Today, your online sales are booming, and you’ve sold 12 caps in the past few hours. They haven’t been packed yet, so it looks like you have 14 hats ready to shelve when you only have two. If your employees don’t know about these online sales, those hats will get shelved and sold, causing a shipping delay. 

To avoid these issues while managing a shared inventory, you must account for availability as well as your physical stock. Monitoring this data can be hard if you only track inventory with manual counting. Finale Inventory makes it easy to handle multiple channel inventory by updating stock availability based on your online and in-store sales. Integration with your POS system means it can track in-store purchases, while integration with your online selling channels does the same for your e-commerce business.

With Finale Inventory, the moment products get sold online, they are removed from your availability — even before they get shipped. When you order items for replenishment, they get added to your availability before they arrive, so you avoid missing online sales for products that are about to arrive. 

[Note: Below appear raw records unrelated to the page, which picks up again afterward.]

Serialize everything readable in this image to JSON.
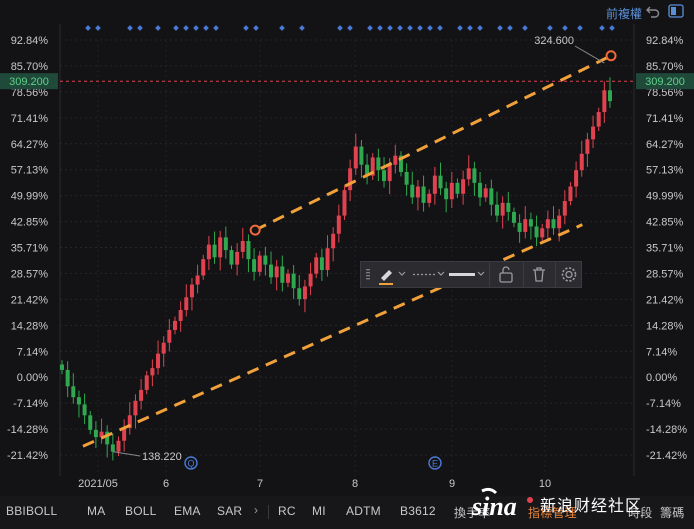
{
  "header": {
    "title": "前複權"
  },
  "chart_data": {
    "type": "candlestick",
    "y_ticks_pct": [
      "92.84%",
      "85.70%",
      "78.56%",
      "71.41%",
      "64.27%",
      "57.13%",
      "49.99%",
      "42.85%",
      "35.71%",
      "28.57%",
      "21.42%",
      "14.28%",
      "7.14%",
      "0.00%",
      "-7.14%",
      "-14.28%",
      "-21.42%"
    ],
    "y_tick_values": [
      92.84,
      85.7,
      78.56,
      71.41,
      64.27,
      57.13,
      49.99,
      42.85,
      35.71,
      28.57,
      21.42,
      14.28,
      7.14,
      0.0,
      -7.14,
      -14.28,
      -21.42
    ],
    "x_ticks": [
      "2021/05",
      "6",
      "7",
      "8",
      "9",
      "10"
    ],
    "current_price": "309.200",
    "high_label": "324.600",
    "low_label": "138.220",
    "event_markers": [
      "Q",
      "E"
    ],
    "closes": [
      2.0,
      -2.5,
      -5.5,
      -7.5,
      -10.5,
      -14.5,
      -16.5,
      -15.0,
      -18.5,
      -20.5,
      -17.5,
      -14.0,
      -10.5,
      -6.5,
      -3.5,
      0.5,
      2.5,
      6.5,
      9.5,
      13.0,
      15.5,
      18.5,
      22.0,
      25.5,
      28.0,
      32.5,
      36.5,
      33.0,
      38.5,
      35.0,
      31.0,
      34.5,
      37.5,
      32.5,
      29.0,
      33.5,
      31.0,
      27.5,
      30.5,
      26.0,
      28.5,
      24.5,
      21.5,
      25.0,
      28.5,
      33.0,
      29.5,
      35.5,
      39.5,
      44.5,
      51.5,
      57.5,
      63.5,
      58.5,
      55.5,
      60.5,
      57.0,
      54.0,
      58.5,
      61.0,
      56.5,
      53.0,
      49.5,
      52.5,
      48.0,
      50.5,
      55.5,
      52.0,
      49.0,
      53.5,
      50.5,
      54.5,
      57.5,
      53.5,
      49.5,
      52.0,
      47.5,
      44.5,
      48.0,
      45.5,
      42.5,
      40.0,
      43.5,
      41.5,
      38.5,
      41.0,
      43.5,
      41.0,
      44.5,
      48.5,
      52.5,
      57.0,
      61.5,
      65.5,
      69.0,
      73.0,
      79.0,
      76.0
    ],
    "upper_channel_pct": [
      [
        34,
        40.5
      ],
      [
        96,
        88.5
      ]
    ],
    "lower_channel_pct": [
      [
        4,
        -19.0
      ],
      [
        91,
        42.0
      ]
    ],
    "drawing_toolbar_icons": [
      "pen-icon",
      "dotted-line-icon",
      "solid-line-icon",
      "lock-icon",
      "trash-icon",
      "gear-icon"
    ],
    "colors": {
      "up": "#e0434f",
      "down": "#2fa84f",
      "channel": "#f0a13a",
      "price_line": "#e0434f",
      "marker": "#4a7ad6"
    }
  },
  "bottom": {
    "indicators": [
      "BBIBOLL",
      "MA",
      "BOLL",
      "EMA",
      "SAR",
      "RC",
      "MI",
      "ADTM",
      "B3612",
      "換手率",
      "指標管理",
      "時段",
      "籌碼"
    ],
    "active": "指標管理",
    "watermark_cn": "新浪财经社区"
  }
}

Sharing inventory online and in-store also opens the door for another popular service — curbside pickup. With live inventory tracking, your local shoppers can check a product’s availability before heading over to pick it up. With BOPIS, you can effectively merge your online and offline experience.

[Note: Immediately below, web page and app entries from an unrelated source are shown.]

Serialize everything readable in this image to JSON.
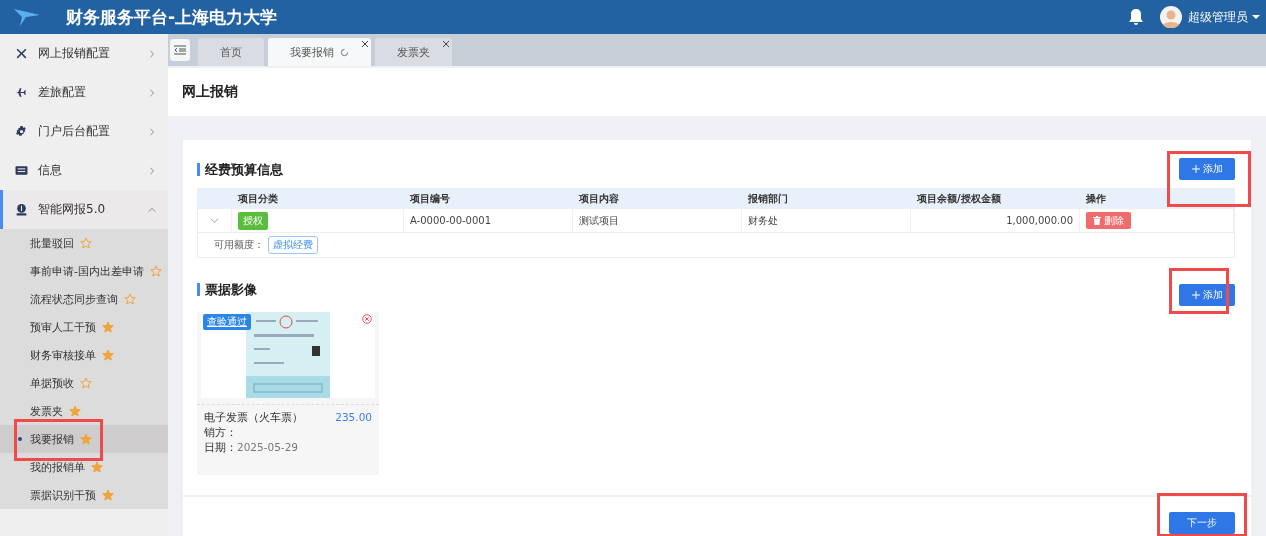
{
  "header": {
    "title": "财务服务平台-上海电力大学",
    "user": "超级管理员"
  },
  "sidebar": {
    "items": [
      {
        "label": "网上报销配置",
        "expanded": false,
        "selected": false
      },
      {
        "label": "差旅配置",
        "expanded": false,
        "selected": false
      },
      {
        "label": "门户后台配置",
        "expanded": false,
        "selected": false
      },
      {
        "label": "信息",
        "expanded": false,
        "selected": false
      },
      {
        "label": "智能网报5.0",
        "expanded": true,
        "selected": true,
        "children": [
          {
            "label": "批量驳回",
            "starred": false,
            "selected": false,
            "highlighted": false
          },
          {
            "label": "事前申请-国内出差申请",
            "starred": false,
            "selected": false,
            "highlighted": false
          },
          {
            "label": "流程状态同步查询",
            "starred": false,
            "selected": false,
            "highlighted": false
          },
          {
            "label": "预审人工干预",
            "starred": true,
            "selected": false,
            "highlighted": false
          },
          {
            "label": "财务审核接单",
            "starred": true,
            "selected": false,
            "highlighted": false
          },
          {
            "label": "单据预收",
            "starred": false,
            "selected": false,
            "highlighted": false
          },
          {
            "label": "发票夹",
            "starred": true,
            "selected": false,
            "highlighted": false
          },
          {
            "label": "我要报销",
            "starred": true,
            "selected": true,
            "highlighted": true
          },
          {
            "label": "我的报销单",
            "starred": true,
            "selected": false,
            "highlighted": false
          },
          {
            "label": "票据识别干预",
            "starred": true,
            "selected": false,
            "highlighted": false
          }
        ]
      }
    ]
  },
  "tabs": [
    {
      "label": "首页",
      "selected": false,
      "closable": false
    },
    {
      "label": "我要报销",
      "selected": true,
      "closable": true
    },
    {
      "label": "发票夹",
      "selected": false,
      "closable": true
    }
  ],
  "page_title": "网上报销",
  "budget": {
    "title": "经费预算信息",
    "add_button": {
      "label": "添加",
      "highlighted": true
    },
    "columns": [
      "项目分类",
      "项目编号",
      "项目内容",
      "报销部门",
      "项目余额/授权金额",
      "操作"
    ],
    "rows": [
      {
        "category": "授权",
        "number": "A-0000-00-0001",
        "content": "测试项目",
        "department": "财务处",
        "amount": "1,000,000.00",
        "action": "删除",
        "expanded": false
      }
    ],
    "available_label": "可用额度：",
    "available_tag": "虚拟经费"
  },
  "invoices": {
    "title": "票据影像",
    "add_button": {
      "label": "添加",
      "highlighted": true
    },
    "items": [
      {
        "badge": "查验通过",
        "name": "电子发票（火车票）",
        "amount": "235.00",
        "seller_label": "销方：",
        "date_label": "日期：",
        "date": "2025-05-29"
      }
    ]
  },
  "footer": {
    "next_button": {
      "label": "下一步",
      "highlighted": true
    }
  }
}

One crucial element and a potential hangup for a shared inventory is product kitting. E-retailers often sell items together as a kit to encourage customers to buy more merchandise. On an e-commerce website, the bundle will appear as a separate listing from the individual pieces, which can pose an issue for inventory tracking. To reconcile these matters, you can use Finale Inventory to subtract each item from their respective stock counts whenever a customer buys a kit.

5. Find a Reliable Shipping Solution

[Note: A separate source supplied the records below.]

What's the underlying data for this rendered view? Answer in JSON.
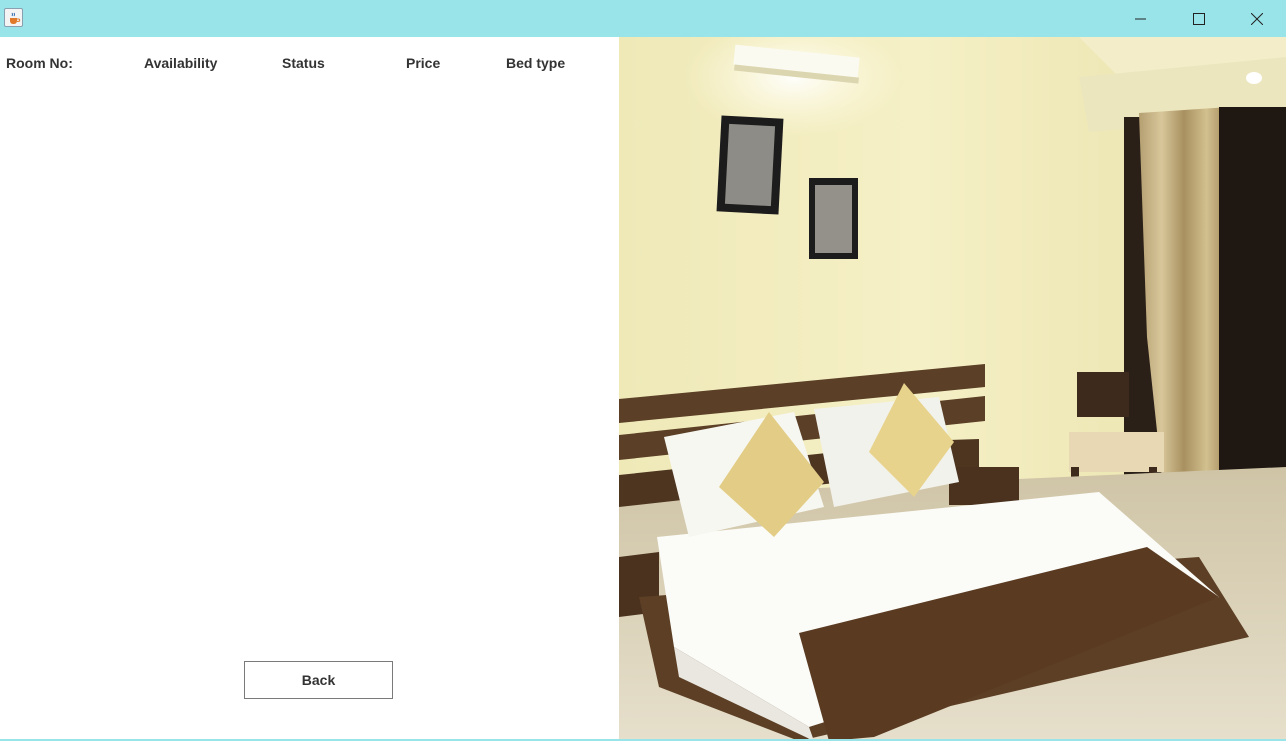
{
  "window": {
    "icon": "java-cup-icon",
    "controls": [
      "minimize-icon",
      "maximize-icon",
      "close-icon"
    ],
    "titlebar_color": "#99e4e9"
  },
  "table": {
    "headers": {
      "room_no": "Room No:",
      "availability": "Availability",
      "status": "Status",
      "price": "Price",
      "bed_type": "Bed type"
    },
    "rows": []
  },
  "actions": {
    "back_label": "Back"
  },
  "image": {
    "subject": "hotel-room-photo"
  }
}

As a brick-and-mortar retailer, the element of e-commerce you may be least familiar with is shipping. Rather than having items carried out by the final customer, you must pack items and send them to your customers via mail or delivery service. While shipping may be new territory for you, finding a solution doesn’t have to be complicated. Here are a few options you can consider:

  • Self fulfillment: If you’re using your storefront as the central hub for your e-commerce solution, you can ship items yourself. Using a fulfillment platform, you can ship items anywhere in the country and even internationally from your store or warehouse. You print the shipping labels, pack the orders and ship them out using the mail or a private carrier.
  • Dropshipping: If your store doesn’t have enough inventory to handle an influx of online orders, you might consider dropshipping. In this case, your online customers will buy through you, and you’ll pass on the orders to your suppliers. Your vendor will pack and ship the order to your customers without you ever touching the inventory. 
  • Local delivery: Instead of shipping orders using a carrier, you can save on shipping by offering delivery for your local customers. In this case, your local customers will have orders delivered by your team. You can offer discounts for local delivery to encourage nearby shoppers to use this method.

Keep in mind how shipping costs will affect your business. It’s possible to offer free shipping by boosting your prices or covering the delivery yourself, and many shoppers prefer this option. If you choose not to provide free shipping, be transparent about shipping costs. Some shipping service providers will give you a live shipping rate based on your carrier’s pricing for a particular destination.

How Finale Inventory Can Help

Transitioning to e-commerce is an exciting new challenge for long-time physical retailers. With all the time and effort that goes into making the shift, manually tracking your inventory can limit your progress. Our technology can drastically speed up your inventory tracking through automation and provide many of the features a new e-retailer might need. Our inventory tracking software is feature-rich and fine-tuned for e-commerce. Learn more about the many stock control solutions we offer and see how we can make your expansion or move into online selling easier.

If you’re ready to give Finale Inventory a try, sign up for our free 14-day trial or schedule a live demo today.